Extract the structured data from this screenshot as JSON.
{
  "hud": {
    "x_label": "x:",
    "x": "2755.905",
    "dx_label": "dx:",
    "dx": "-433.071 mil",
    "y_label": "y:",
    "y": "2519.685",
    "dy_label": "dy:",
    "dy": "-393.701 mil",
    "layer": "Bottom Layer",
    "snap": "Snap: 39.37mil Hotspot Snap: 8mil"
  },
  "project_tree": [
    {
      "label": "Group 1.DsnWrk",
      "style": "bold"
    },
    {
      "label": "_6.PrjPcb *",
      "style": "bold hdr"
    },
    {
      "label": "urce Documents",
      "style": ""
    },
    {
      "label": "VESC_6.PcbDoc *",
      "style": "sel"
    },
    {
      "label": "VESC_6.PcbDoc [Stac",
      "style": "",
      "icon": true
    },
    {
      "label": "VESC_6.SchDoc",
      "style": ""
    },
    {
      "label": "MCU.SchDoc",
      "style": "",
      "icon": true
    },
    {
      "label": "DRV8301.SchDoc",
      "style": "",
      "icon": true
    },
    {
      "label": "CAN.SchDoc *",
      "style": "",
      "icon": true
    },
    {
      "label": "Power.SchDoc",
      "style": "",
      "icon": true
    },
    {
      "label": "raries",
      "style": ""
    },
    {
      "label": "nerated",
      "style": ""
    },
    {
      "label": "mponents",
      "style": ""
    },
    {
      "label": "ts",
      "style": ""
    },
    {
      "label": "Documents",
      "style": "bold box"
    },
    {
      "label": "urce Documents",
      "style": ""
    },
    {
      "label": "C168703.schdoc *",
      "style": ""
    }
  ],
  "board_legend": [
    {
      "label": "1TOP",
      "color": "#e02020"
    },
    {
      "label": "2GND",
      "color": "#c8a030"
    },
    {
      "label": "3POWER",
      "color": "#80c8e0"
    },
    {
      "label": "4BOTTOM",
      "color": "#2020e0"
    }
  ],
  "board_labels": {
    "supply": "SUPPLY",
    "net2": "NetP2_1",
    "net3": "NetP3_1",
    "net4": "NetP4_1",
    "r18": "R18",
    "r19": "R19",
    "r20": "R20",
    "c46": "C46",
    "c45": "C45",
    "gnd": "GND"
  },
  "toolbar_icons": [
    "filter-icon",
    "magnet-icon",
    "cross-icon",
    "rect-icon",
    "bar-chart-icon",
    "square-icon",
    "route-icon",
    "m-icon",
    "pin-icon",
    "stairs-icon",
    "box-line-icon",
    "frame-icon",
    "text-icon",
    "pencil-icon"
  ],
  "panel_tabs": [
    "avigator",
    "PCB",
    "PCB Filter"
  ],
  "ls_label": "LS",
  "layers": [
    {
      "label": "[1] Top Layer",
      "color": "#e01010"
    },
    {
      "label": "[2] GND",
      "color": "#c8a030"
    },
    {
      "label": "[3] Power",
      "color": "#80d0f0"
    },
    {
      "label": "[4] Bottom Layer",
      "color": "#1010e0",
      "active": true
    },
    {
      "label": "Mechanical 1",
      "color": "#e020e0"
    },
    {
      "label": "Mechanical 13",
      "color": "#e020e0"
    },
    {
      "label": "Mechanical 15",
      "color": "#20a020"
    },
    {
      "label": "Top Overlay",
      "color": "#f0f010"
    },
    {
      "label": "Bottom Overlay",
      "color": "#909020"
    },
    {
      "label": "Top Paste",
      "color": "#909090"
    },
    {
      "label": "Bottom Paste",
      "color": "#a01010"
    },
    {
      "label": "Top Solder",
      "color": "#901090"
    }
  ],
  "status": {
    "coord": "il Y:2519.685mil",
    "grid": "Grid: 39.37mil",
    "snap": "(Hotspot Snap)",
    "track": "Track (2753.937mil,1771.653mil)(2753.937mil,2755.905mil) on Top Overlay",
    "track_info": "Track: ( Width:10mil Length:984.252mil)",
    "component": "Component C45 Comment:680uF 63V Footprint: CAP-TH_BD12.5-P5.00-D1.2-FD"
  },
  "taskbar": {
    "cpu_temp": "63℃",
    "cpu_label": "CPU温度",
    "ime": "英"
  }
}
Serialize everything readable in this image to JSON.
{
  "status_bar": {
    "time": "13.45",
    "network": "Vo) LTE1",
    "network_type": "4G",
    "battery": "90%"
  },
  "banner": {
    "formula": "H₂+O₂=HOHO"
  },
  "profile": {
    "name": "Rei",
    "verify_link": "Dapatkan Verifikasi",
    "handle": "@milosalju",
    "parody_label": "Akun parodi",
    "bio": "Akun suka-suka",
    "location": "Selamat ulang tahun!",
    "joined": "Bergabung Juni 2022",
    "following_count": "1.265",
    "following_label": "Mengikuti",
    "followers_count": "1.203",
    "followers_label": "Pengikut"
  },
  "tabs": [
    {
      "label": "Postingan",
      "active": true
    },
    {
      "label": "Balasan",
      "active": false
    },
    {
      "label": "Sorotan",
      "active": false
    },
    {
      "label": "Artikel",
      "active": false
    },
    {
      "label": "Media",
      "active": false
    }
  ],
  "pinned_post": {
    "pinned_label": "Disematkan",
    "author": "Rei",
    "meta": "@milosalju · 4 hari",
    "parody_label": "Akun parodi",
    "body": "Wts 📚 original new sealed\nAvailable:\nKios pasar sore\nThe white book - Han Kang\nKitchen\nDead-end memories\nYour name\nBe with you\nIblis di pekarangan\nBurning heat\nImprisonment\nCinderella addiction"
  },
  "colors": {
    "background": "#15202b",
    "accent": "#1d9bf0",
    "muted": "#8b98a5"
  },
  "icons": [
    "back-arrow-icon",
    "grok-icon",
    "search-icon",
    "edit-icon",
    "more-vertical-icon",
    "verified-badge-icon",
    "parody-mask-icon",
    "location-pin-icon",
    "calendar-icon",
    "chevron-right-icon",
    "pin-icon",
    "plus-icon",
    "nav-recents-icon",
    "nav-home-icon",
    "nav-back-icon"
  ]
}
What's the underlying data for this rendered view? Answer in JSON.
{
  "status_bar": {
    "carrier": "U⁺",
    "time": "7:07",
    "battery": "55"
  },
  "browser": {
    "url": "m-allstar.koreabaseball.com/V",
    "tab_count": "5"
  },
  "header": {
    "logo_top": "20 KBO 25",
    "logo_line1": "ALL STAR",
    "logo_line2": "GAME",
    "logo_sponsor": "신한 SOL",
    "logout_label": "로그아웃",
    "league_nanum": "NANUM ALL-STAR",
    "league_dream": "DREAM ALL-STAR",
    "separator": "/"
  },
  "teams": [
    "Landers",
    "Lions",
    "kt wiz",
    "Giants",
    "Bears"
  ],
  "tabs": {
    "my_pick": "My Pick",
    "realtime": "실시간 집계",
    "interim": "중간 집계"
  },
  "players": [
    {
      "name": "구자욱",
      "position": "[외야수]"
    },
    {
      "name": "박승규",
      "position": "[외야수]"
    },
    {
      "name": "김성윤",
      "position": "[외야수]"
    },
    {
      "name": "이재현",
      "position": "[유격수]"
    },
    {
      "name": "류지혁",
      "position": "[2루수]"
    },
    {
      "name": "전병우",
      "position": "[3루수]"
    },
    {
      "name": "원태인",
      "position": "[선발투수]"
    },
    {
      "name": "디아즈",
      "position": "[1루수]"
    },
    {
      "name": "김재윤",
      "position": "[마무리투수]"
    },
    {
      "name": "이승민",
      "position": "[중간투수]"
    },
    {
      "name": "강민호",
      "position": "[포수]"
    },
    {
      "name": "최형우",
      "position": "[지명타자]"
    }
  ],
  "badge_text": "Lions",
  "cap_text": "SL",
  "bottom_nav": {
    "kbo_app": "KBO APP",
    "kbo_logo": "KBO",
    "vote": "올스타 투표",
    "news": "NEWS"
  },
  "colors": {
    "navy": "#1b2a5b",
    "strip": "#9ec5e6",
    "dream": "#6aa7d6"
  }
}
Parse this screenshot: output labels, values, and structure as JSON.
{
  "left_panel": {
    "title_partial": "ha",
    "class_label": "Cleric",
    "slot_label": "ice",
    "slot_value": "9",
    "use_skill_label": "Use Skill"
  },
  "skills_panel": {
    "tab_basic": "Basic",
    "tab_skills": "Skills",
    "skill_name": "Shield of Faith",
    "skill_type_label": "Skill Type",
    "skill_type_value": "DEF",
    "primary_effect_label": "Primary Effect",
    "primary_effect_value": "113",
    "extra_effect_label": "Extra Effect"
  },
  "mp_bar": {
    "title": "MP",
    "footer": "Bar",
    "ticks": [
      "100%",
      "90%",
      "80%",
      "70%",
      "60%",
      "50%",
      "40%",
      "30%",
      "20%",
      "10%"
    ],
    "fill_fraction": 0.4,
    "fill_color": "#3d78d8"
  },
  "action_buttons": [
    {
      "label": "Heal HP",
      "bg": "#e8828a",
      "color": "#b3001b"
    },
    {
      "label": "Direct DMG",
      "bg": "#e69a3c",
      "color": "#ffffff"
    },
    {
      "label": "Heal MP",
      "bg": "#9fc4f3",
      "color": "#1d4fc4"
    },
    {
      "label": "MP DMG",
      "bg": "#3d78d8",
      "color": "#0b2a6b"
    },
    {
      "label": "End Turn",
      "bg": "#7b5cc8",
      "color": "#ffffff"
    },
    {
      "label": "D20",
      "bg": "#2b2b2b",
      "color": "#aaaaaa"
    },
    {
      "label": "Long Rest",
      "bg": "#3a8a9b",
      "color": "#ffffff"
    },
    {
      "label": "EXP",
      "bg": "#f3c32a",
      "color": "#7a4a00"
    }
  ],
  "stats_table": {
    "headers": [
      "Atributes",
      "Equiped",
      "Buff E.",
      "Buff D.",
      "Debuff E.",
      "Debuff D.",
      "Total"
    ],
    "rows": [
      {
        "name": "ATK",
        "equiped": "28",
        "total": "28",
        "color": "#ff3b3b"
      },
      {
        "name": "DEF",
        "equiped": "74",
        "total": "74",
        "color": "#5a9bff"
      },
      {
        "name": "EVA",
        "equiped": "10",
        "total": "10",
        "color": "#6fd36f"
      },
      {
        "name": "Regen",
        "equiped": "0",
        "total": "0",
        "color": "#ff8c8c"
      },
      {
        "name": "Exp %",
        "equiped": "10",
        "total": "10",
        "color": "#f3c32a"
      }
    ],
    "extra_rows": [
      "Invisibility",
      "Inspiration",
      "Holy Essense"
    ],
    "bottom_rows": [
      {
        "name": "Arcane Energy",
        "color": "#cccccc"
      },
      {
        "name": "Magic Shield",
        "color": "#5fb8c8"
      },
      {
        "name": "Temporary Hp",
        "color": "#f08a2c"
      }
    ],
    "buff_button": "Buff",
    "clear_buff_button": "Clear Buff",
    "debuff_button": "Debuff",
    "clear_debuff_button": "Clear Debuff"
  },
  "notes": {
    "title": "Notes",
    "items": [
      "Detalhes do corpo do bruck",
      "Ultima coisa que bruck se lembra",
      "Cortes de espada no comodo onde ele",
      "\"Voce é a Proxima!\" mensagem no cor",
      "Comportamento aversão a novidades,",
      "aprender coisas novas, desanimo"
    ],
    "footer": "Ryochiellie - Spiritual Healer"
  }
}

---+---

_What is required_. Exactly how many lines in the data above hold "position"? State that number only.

_Finished task_. 12